**WHAT THE TASK ASKS:** For the copy, please give all of the data again exactly and leave the pictures out.
--- RECORDS SUPPLIED Enclosed Below ---
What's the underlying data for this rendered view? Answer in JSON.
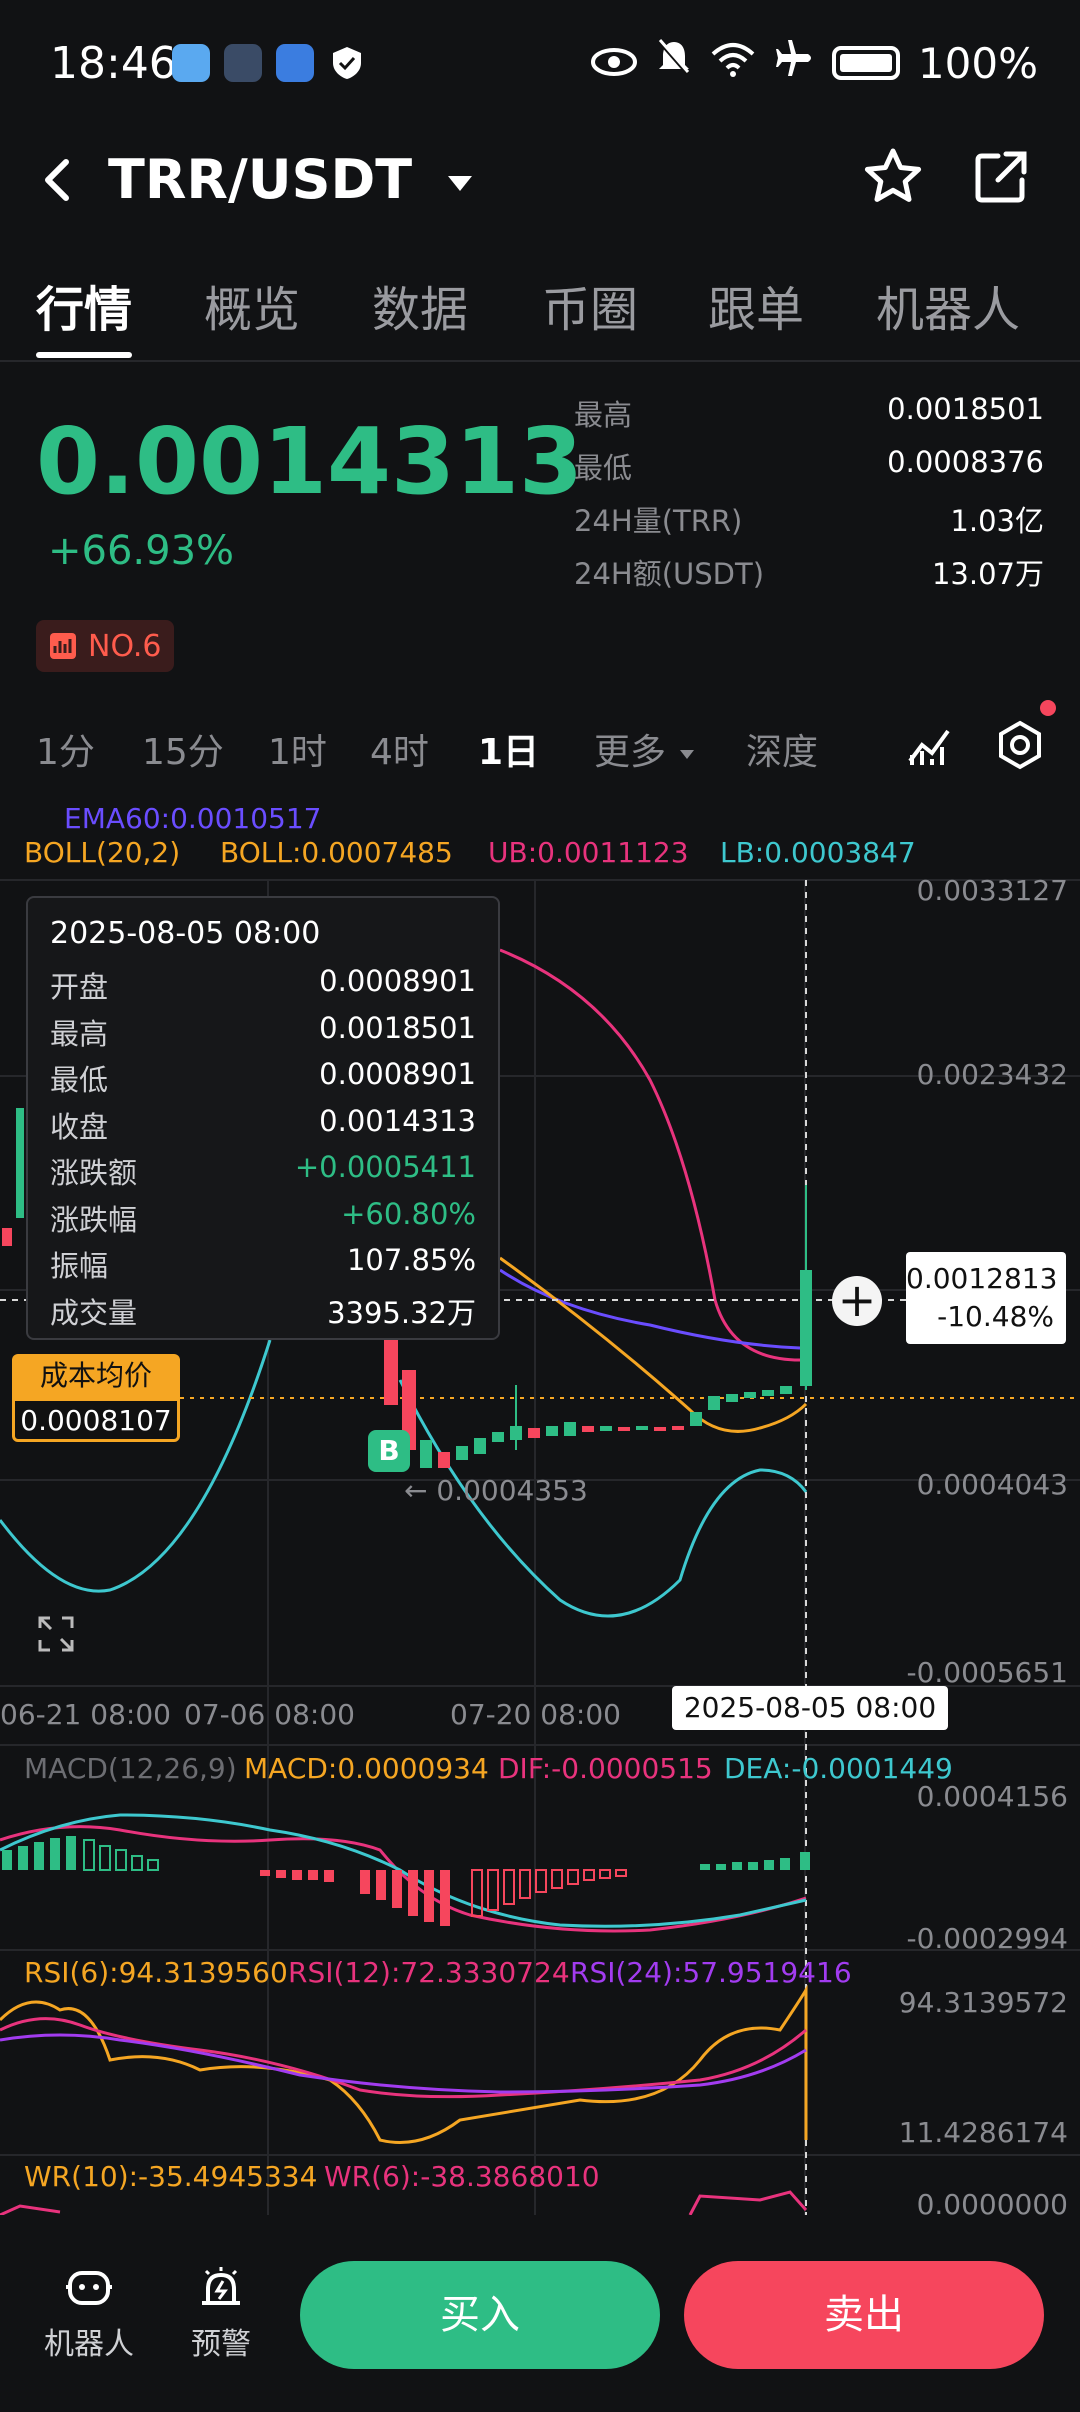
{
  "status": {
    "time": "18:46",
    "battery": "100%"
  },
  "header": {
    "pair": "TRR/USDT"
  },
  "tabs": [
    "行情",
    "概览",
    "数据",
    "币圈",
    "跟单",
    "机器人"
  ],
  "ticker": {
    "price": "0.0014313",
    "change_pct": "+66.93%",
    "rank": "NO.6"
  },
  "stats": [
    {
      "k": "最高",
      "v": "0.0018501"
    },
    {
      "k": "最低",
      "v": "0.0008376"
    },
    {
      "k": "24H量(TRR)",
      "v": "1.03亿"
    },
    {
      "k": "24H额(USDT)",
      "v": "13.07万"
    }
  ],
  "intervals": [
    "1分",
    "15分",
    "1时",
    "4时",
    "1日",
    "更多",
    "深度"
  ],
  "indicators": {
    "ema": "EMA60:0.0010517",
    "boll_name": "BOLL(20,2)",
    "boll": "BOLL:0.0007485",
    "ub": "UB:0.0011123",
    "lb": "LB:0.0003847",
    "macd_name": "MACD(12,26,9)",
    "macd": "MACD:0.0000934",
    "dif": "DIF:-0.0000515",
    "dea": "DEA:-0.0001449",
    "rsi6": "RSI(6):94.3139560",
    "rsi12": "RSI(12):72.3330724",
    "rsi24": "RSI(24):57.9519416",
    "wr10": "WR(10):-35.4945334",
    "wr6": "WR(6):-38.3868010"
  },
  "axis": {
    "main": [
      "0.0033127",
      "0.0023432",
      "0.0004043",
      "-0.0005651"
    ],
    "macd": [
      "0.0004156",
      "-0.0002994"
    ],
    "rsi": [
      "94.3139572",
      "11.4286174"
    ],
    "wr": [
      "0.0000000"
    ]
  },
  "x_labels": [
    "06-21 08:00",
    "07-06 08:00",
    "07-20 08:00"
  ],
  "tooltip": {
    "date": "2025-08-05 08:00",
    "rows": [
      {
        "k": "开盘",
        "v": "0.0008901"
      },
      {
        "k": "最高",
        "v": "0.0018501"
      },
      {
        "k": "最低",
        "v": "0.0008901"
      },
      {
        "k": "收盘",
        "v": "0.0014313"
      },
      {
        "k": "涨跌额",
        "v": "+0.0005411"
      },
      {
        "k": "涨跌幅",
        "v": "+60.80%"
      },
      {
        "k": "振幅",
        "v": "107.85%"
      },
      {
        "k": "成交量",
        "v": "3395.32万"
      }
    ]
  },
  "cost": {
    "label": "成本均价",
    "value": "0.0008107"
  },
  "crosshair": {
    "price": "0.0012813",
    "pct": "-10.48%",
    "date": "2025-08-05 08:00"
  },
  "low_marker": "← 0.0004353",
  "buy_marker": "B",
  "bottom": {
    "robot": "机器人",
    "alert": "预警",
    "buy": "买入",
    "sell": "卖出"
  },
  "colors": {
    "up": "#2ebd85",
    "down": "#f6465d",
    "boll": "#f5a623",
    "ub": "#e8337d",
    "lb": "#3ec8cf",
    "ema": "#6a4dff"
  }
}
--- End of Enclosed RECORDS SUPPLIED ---
**EXERCISE SOLUTION:**
What's the underlying data for this rendered view? Answer in JSON.
{
  "status": {
    "time": "18:46",
    "battery": "100%"
  },
  "header": {
    "pair": "TRR/USDT"
  },
  "tabs": [
    "行情",
    "概览",
    "数据",
    "币圈",
    "跟单",
    "机器人"
  ],
  "ticker": {
    "price": "0.0014313",
    "change_pct": "+66.93%",
    "rank": "NO.6"
  },
  "stats": [
    {
      "k": "最高",
      "v": "0.0018501"
    },
    {
      "k": "最低",
      "v": "0.0008376"
    },
    {
      "k": "24H量(TRR)",
      "v": "1.03亿"
    },
    {
      "k": "24H额(USDT)",
      "v": "13.07万"
    }
  ],
  "intervals": [
    "1分",
    "15分",
    "1时",
    "4时",
    "1日",
    "更多",
    "深度"
  ],
  "indicators": {
    "ema": "EMA60:0.0010517",
    "boll_name": "BOLL(20,2)",
    "boll": "BOLL:0.0007485",
    "ub": "UB:0.0011123",
    "lb": "LB:0.0003847",
    "macd_name": "MACD(12,26,9)",
    "macd": "MACD:0.0000934",
    "dif": "DIF:-0.0000515",
    "dea": "DEA:-0.0001449",
    "rsi6": "RSI(6):94.3139560",
    "rsi12": "RSI(12):72.3330724",
    "rsi24": "RSI(24):57.9519416",
    "wr10": "WR(10):-35.4945334",
    "wr6": "WR(6):-38.3868010"
  },
  "axis": {
    "main": [
      "0.0033127",
      "0.0023432",
      "0.0004043",
      "-0.0005651"
    ],
    "macd": [
      "0.0004156",
      "-0.0002994"
    ],
    "rsi": [
      "94.3139572",
      "11.4286174"
    ],
    "wr": [
      "0.0000000"
    ]
  },
  "x_labels": [
    "06-21 08:00",
    "07-06 08:00",
    "07-20 08:00"
  ],
  "tooltip": {
    "date": "2025-08-05 08:00",
    "rows": [
      {
        "k": "开盘",
        "v": "0.0008901"
      },
      {
        "k": "最高",
        "v": "0.0018501"
      },
      {
        "k": "最低",
        "v": "0.0008901"
      },
      {
        "k": "收盘",
        "v": "0.0014313"
      },
      {
        "k": "涨跌额",
        "v": "+0.0005411"
      },
      {
        "k": "涨跌幅",
        "v": "+60.80%"
      },
      {
        "k": "振幅",
        "v": "107.85%"
      },
      {
        "k": "成交量",
        "v": "3395.32万"
      }
    ]
  },
  "cost": {
    "label": "成本均价",
    "value": "0.0008107"
  },
  "crosshair": {
    "price": "0.0012813",
    "pct": "-10.48%",
    "date": "2025-08-05 08:00"
  },
  "low_marker": "← 0.0004353",
  "buy_marker": "B",
  "bottom": {
    "robot": "机器人",
    "alert": "预警",
    "buy": "买入",
    "sell": "卖出"
  },
  "colors": {
    "up": "#2ebd85",
    "down": "#f6465d",
    "boll": "#f5a623",
    "ub": "#e8337d",
    "lb": "#3ec8cf",
    "ema": "#6a4dff"
  }
}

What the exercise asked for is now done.